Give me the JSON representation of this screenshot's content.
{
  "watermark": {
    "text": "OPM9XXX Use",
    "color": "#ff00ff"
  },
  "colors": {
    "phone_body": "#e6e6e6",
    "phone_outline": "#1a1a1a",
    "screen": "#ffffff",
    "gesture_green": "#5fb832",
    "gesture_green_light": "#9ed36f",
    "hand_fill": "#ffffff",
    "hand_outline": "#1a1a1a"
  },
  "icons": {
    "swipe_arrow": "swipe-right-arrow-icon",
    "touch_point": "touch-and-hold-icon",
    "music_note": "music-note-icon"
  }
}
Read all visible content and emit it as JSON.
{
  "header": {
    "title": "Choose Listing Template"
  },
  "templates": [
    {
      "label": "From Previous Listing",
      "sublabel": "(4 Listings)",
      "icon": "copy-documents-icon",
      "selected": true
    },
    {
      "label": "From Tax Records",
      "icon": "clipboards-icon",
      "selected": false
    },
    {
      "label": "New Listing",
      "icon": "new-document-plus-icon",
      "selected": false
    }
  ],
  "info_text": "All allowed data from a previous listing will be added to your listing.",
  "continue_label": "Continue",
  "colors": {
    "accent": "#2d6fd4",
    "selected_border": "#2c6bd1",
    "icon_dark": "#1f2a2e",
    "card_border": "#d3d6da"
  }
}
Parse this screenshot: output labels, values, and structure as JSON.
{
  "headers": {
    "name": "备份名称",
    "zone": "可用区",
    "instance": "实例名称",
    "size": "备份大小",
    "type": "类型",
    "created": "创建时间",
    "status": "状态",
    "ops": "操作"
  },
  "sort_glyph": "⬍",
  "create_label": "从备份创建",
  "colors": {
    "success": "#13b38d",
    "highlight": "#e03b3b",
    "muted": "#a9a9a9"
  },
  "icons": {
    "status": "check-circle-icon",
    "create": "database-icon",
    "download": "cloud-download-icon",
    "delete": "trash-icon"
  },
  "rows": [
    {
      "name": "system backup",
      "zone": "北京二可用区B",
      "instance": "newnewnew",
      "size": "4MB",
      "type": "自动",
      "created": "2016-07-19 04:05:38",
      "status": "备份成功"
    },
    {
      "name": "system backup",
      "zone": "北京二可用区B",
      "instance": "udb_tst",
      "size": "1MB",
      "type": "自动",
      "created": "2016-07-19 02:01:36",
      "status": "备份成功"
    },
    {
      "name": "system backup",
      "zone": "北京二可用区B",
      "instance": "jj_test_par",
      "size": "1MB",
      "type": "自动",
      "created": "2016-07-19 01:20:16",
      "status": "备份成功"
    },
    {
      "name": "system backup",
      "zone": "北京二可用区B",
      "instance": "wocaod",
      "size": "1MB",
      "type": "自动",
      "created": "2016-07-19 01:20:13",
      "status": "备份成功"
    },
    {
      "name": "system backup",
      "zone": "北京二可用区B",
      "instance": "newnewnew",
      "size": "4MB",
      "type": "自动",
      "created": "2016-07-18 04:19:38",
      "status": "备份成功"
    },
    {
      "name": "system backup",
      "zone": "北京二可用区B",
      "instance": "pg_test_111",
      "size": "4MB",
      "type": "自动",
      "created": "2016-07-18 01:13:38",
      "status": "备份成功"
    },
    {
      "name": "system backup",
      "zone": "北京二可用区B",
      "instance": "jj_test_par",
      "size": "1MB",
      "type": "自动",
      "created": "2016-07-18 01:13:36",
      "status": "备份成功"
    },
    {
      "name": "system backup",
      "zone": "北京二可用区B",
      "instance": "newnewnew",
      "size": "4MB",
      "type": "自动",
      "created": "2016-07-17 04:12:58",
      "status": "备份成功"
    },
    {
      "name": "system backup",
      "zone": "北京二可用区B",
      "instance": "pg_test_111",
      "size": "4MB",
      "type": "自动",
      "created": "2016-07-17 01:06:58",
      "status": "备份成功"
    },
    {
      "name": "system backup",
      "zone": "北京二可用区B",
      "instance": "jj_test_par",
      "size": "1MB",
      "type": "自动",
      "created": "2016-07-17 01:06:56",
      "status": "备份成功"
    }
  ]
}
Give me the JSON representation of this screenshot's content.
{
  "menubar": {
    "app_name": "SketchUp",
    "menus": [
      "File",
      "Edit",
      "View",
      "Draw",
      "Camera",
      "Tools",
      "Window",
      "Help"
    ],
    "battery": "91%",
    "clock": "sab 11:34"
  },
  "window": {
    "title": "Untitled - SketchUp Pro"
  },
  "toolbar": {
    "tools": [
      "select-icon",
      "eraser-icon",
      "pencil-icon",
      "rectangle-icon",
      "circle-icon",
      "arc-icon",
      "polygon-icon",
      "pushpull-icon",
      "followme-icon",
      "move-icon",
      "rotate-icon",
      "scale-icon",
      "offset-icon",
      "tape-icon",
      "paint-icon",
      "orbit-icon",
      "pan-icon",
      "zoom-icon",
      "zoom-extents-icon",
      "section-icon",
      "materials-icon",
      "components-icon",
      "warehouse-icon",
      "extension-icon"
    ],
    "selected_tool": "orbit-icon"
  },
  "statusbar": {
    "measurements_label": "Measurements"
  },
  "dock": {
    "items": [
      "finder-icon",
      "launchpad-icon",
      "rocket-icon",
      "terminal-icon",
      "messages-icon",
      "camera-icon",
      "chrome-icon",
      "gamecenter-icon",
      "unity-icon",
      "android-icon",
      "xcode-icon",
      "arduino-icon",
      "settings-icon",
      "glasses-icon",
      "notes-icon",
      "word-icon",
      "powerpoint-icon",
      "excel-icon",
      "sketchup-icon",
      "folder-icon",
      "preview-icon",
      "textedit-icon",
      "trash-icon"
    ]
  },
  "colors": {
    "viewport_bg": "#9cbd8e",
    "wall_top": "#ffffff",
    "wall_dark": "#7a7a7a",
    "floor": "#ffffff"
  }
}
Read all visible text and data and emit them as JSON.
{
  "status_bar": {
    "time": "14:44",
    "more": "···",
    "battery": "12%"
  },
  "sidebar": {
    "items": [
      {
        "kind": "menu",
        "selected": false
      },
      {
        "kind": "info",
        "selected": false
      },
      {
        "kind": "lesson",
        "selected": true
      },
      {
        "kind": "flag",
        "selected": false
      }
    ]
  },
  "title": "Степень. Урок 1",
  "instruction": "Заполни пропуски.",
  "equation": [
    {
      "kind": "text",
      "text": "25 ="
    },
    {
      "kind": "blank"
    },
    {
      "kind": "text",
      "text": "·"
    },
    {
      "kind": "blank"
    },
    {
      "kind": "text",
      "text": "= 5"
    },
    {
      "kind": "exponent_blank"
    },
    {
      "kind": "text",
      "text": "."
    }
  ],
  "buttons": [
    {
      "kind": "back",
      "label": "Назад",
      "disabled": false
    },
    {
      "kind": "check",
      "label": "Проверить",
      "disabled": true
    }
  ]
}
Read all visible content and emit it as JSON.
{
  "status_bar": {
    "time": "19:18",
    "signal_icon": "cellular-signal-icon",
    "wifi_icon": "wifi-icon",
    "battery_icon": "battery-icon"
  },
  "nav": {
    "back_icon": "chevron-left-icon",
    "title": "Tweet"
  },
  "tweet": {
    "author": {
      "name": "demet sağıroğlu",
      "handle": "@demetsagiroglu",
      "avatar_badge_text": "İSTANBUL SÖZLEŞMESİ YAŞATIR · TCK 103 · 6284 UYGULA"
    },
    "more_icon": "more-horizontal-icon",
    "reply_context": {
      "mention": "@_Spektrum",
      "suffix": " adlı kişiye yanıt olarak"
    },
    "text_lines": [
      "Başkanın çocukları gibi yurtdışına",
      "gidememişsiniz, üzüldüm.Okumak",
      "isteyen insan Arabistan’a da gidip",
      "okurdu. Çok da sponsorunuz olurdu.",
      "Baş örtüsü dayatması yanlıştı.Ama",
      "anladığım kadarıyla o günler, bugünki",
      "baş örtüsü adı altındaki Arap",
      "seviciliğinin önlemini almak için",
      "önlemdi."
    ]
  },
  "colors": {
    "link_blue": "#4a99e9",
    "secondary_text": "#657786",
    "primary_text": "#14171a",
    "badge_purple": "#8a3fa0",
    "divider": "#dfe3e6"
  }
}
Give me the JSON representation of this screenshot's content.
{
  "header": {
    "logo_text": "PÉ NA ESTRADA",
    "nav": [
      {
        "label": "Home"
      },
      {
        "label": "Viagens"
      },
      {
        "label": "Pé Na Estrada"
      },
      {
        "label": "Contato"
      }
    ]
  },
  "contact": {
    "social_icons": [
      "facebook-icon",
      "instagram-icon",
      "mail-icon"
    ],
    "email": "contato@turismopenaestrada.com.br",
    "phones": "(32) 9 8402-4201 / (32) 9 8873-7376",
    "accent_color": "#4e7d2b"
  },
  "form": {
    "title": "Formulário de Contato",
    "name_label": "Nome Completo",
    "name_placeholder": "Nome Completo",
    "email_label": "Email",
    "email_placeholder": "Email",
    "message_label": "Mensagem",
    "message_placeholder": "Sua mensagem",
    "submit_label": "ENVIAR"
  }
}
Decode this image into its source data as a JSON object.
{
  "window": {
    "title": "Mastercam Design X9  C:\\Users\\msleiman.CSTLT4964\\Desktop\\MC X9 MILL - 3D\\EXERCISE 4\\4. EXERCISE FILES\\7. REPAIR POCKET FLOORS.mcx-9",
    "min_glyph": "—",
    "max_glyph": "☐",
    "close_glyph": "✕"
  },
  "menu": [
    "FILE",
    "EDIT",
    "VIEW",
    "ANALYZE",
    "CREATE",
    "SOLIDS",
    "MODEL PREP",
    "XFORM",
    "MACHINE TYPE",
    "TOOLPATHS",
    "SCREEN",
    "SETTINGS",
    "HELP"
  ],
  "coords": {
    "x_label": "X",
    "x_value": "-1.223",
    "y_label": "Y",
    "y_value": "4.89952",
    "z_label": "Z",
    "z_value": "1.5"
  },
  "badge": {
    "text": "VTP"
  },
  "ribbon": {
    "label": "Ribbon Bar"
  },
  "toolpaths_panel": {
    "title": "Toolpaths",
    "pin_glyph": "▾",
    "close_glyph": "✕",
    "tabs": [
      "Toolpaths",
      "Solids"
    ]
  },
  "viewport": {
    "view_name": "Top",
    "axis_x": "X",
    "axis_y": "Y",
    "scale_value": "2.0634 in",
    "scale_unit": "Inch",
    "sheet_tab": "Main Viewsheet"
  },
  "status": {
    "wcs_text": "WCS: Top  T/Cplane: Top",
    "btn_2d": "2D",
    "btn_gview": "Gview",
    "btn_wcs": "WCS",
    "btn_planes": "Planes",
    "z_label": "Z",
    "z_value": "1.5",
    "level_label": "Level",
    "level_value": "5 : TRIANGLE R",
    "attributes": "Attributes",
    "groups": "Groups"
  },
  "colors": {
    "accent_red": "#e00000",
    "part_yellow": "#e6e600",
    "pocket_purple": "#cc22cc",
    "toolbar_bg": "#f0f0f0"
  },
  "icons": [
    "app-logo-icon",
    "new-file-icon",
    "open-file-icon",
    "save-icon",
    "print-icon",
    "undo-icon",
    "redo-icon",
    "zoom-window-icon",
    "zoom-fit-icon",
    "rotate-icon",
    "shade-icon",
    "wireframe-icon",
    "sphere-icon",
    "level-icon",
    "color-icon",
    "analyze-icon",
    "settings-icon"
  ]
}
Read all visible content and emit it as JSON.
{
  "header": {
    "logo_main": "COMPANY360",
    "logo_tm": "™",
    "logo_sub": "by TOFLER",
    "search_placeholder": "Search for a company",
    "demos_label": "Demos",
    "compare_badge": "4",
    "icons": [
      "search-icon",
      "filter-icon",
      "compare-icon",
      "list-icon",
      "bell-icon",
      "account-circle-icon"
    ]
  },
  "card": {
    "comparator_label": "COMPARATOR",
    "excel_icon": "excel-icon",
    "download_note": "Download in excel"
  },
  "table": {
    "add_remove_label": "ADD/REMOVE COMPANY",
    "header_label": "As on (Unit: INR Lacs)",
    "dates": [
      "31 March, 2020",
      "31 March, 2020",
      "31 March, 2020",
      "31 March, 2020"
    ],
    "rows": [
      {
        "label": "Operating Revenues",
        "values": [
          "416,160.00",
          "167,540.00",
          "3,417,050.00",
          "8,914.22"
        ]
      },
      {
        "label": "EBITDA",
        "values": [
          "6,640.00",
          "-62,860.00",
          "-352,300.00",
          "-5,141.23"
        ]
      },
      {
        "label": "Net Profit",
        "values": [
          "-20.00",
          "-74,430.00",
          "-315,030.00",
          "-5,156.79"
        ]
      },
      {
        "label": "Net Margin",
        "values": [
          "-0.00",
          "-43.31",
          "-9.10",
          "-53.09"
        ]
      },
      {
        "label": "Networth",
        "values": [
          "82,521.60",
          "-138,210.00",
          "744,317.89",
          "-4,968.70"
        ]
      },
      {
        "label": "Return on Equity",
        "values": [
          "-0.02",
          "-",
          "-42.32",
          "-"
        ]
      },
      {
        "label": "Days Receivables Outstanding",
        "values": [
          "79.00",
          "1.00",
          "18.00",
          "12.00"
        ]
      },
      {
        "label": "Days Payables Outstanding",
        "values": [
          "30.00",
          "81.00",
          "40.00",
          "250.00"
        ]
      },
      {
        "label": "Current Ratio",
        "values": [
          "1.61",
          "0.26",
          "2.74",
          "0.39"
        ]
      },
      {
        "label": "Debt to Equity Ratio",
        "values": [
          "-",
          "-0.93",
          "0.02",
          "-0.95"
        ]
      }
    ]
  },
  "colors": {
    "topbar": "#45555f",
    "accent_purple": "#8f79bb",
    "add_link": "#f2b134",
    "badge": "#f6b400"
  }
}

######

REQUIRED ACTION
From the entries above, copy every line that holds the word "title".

EXPECTED ANSWER
    "title": "Choose Listing Template"
    "title": "Untitled - SketchUp Pro"
  "title": "Степень. Урок 1",
    "title": "Tweet"
    "title": "Formulário de Contato",
    "title": "Mastercam Design X9  C:\\Users\\msleiman.CSTLT4964\\Desktop\\MC X9 MILL - 3D\\EXERCISE 4\\4. EXERCISE FILES\\7. REPAIR POCKET FLOORS.mcx-9",
    "title": "Toolpaths",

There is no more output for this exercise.